• _Work required_: If a line in the listing below has the string "avatar", copy it out.

• _Supplied information_:
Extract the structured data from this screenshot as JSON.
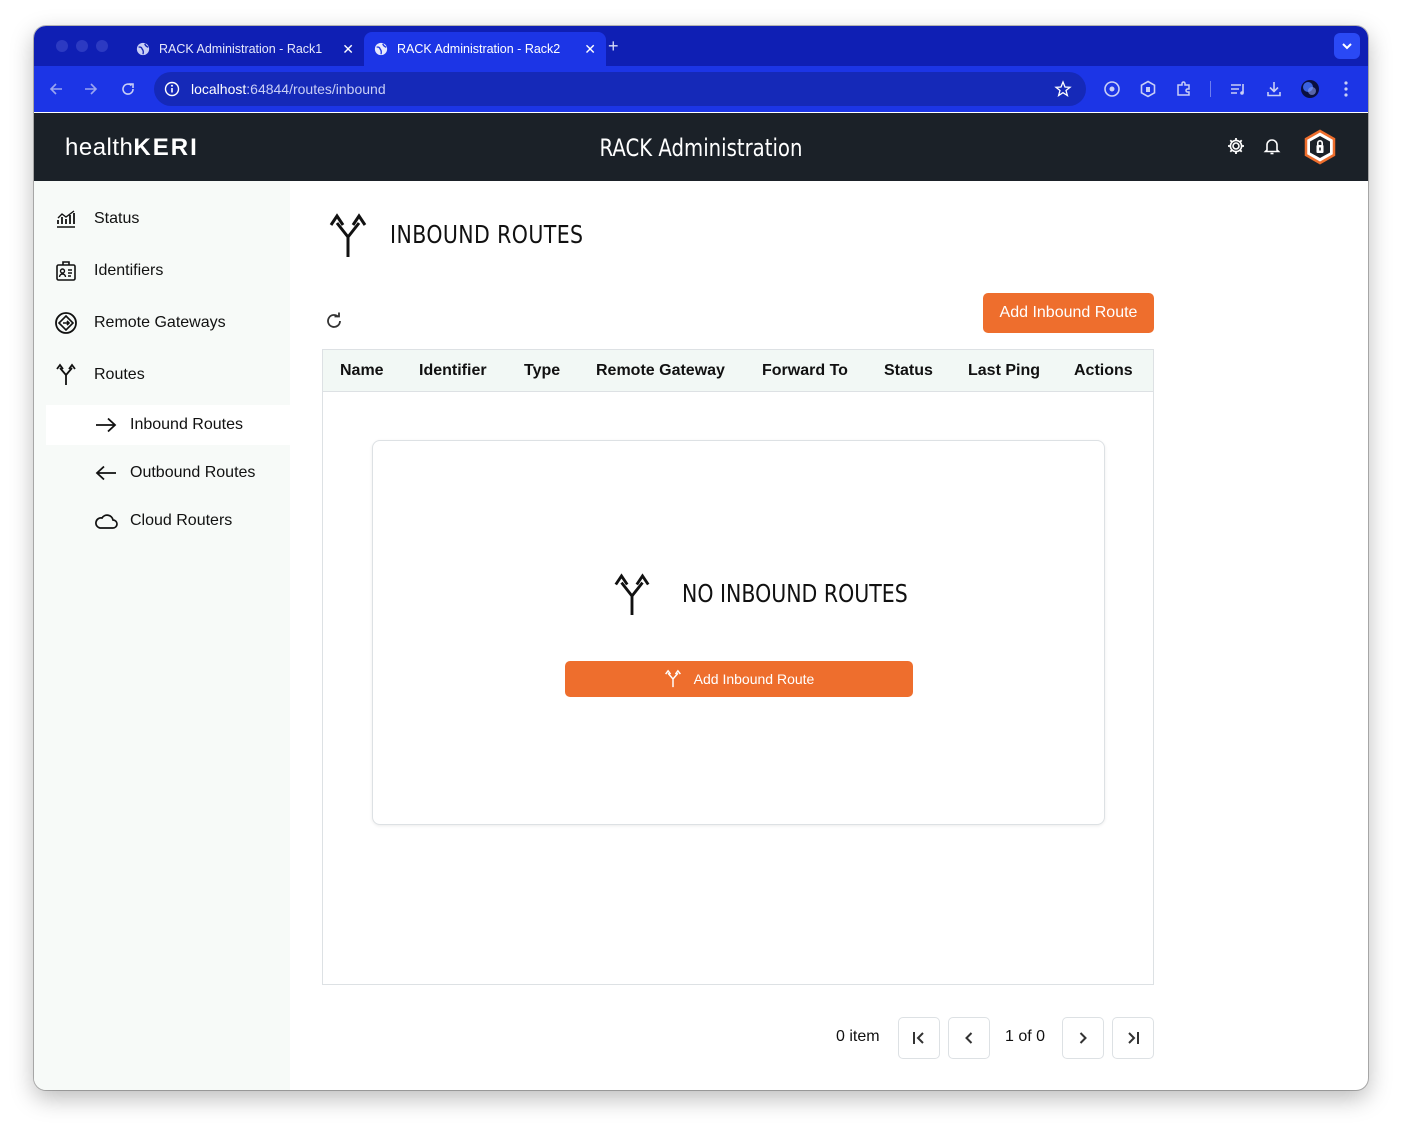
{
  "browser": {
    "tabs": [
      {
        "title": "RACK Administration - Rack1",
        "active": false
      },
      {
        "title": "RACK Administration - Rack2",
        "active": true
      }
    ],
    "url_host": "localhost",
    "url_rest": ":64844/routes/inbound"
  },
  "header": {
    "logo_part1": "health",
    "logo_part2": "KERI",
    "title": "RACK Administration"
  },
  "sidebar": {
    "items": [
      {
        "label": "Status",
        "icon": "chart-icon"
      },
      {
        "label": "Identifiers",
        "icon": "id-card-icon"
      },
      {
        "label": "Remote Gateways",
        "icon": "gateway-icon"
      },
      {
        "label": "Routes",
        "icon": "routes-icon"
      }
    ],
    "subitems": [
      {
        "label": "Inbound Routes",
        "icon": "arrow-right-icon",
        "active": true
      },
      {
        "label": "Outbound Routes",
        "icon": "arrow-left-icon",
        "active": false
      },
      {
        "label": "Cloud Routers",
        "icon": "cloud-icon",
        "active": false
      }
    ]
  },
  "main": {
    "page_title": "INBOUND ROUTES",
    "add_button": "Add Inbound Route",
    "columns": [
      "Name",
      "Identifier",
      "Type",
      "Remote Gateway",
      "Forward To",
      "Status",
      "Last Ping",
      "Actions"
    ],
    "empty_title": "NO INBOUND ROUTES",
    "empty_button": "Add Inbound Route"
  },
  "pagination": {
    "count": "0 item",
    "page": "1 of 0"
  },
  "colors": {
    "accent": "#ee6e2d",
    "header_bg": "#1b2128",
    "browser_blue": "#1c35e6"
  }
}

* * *

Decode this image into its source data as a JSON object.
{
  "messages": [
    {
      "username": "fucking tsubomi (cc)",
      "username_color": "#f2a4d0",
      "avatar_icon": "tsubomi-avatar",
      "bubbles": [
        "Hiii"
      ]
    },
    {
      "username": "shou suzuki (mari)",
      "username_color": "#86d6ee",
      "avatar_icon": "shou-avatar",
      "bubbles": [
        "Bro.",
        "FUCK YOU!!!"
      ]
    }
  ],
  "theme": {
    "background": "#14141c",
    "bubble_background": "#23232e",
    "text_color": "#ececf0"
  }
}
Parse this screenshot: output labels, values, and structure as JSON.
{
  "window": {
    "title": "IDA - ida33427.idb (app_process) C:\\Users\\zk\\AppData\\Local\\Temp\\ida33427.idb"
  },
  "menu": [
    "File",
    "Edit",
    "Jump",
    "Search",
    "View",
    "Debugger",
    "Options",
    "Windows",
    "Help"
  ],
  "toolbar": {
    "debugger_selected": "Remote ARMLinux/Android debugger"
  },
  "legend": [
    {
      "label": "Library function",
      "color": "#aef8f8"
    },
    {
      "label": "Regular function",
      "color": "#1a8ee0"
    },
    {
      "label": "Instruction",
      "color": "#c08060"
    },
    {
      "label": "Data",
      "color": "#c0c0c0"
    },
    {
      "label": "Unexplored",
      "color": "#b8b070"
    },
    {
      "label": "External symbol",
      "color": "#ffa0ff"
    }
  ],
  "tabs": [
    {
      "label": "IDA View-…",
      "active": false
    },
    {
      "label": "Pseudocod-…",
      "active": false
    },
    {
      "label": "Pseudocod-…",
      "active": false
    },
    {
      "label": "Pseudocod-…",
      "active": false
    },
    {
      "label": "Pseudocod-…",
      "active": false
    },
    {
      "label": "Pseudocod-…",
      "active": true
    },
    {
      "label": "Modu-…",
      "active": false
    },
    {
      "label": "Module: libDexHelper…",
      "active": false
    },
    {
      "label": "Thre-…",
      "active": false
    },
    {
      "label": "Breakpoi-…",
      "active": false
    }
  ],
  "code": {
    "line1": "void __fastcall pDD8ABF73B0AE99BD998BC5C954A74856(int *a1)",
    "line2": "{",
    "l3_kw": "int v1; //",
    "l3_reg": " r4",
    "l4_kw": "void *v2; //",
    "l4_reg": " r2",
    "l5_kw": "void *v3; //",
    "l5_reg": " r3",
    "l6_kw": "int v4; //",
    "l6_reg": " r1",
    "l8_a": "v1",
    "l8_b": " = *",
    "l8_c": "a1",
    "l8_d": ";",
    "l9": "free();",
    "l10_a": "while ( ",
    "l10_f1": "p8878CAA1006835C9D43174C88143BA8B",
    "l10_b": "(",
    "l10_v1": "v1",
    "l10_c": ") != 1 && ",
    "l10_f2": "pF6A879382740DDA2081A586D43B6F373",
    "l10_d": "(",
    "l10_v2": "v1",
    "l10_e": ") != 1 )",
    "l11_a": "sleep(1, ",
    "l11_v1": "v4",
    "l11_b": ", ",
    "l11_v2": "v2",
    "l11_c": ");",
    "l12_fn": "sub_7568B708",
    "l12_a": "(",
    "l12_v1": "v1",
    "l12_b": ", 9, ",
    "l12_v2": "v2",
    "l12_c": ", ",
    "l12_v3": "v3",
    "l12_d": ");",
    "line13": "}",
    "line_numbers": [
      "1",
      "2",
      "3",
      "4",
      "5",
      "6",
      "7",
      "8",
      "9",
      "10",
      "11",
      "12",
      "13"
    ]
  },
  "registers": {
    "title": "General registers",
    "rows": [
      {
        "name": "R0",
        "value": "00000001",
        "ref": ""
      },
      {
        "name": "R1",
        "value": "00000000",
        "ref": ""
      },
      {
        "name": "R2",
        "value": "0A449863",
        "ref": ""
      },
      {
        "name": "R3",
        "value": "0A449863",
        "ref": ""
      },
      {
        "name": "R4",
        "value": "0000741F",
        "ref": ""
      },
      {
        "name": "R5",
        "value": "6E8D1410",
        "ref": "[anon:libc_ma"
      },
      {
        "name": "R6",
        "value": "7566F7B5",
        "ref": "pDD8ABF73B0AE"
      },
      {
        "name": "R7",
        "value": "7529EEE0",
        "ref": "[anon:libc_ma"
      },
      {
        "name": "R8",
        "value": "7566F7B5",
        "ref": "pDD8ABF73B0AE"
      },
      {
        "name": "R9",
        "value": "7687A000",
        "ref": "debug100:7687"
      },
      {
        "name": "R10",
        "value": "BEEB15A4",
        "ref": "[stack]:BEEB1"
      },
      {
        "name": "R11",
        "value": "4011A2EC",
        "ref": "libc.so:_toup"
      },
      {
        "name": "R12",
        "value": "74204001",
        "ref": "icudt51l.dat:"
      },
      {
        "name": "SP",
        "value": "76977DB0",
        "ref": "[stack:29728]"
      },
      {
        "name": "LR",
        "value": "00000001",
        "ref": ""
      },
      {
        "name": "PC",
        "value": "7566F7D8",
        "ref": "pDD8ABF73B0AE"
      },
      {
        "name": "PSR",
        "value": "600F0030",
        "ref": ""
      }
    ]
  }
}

• _Answer to this problem_:
      "avatar_icon": "tsubomi-avatar",
      "avatar_icon": "shou-avatar",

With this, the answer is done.